Experts in Chile on Tuesday were investigating an enormous sinkhole, bigger than a tennis court, that has appeared near a copper mine in the Atacama desert.
Experts were dispatched to examine the hole, some 32 meters (104 feet) in diameter and twice as deep, which appeared in an area nearly 500 miles north of Santiago over the weekend, the National Geology and Mining Service (Sernageomin) said in a statement.
A 100-meter security perimeter has been erected around the hole in the Tierra Amarilla municipality, near the Alcaparrosa mine operated by Canadian firm Lundin Mining.
The company said in a statement there had been “no impact to personnel, equipment or infrastructure,” and the sinkhole has remained stable since its detection.
As a preventive measure, “development work in an area of the Alcaparrosa underground mine has been temporarily suspended,” the company said.
Sernageomin director David Montenegro said experts would seek to determine the cause of the collapse and “ensure that all safety measures are taken to safeguard the lives of workers and communities close to the site.”
Cristian Zuniga, mayor of the Tierra Amarilla municipality of some 13,000 inhabitants, told journalists the sinkhole was unprecedented.
“We ask that the cause be clarified: whether the collapse is the product of mining activity or something else,” he said.

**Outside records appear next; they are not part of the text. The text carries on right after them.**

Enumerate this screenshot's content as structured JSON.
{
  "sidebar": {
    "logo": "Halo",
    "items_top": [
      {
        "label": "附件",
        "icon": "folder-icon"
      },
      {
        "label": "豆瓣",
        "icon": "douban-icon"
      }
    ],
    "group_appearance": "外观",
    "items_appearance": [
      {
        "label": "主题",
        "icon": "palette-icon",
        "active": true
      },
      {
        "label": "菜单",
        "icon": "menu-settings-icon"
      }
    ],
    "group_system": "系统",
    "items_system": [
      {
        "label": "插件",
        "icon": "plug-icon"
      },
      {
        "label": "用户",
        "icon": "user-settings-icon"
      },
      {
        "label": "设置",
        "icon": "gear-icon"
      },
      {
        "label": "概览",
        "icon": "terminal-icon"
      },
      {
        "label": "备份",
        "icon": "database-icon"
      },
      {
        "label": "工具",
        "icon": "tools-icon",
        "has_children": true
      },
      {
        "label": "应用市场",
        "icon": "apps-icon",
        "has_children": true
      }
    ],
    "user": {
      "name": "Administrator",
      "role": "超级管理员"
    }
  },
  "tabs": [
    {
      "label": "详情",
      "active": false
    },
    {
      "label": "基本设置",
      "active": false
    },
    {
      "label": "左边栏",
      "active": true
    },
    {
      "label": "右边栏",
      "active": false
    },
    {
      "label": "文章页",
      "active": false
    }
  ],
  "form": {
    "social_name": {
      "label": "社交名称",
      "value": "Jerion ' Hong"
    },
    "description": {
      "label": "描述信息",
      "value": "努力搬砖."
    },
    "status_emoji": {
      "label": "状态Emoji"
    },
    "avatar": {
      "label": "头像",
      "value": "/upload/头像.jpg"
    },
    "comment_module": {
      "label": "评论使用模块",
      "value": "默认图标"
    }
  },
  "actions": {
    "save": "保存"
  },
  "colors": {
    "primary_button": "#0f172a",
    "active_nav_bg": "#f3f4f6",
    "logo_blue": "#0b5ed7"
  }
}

Chile is the world’s largest copper producer, responsible for a quarter of global supply.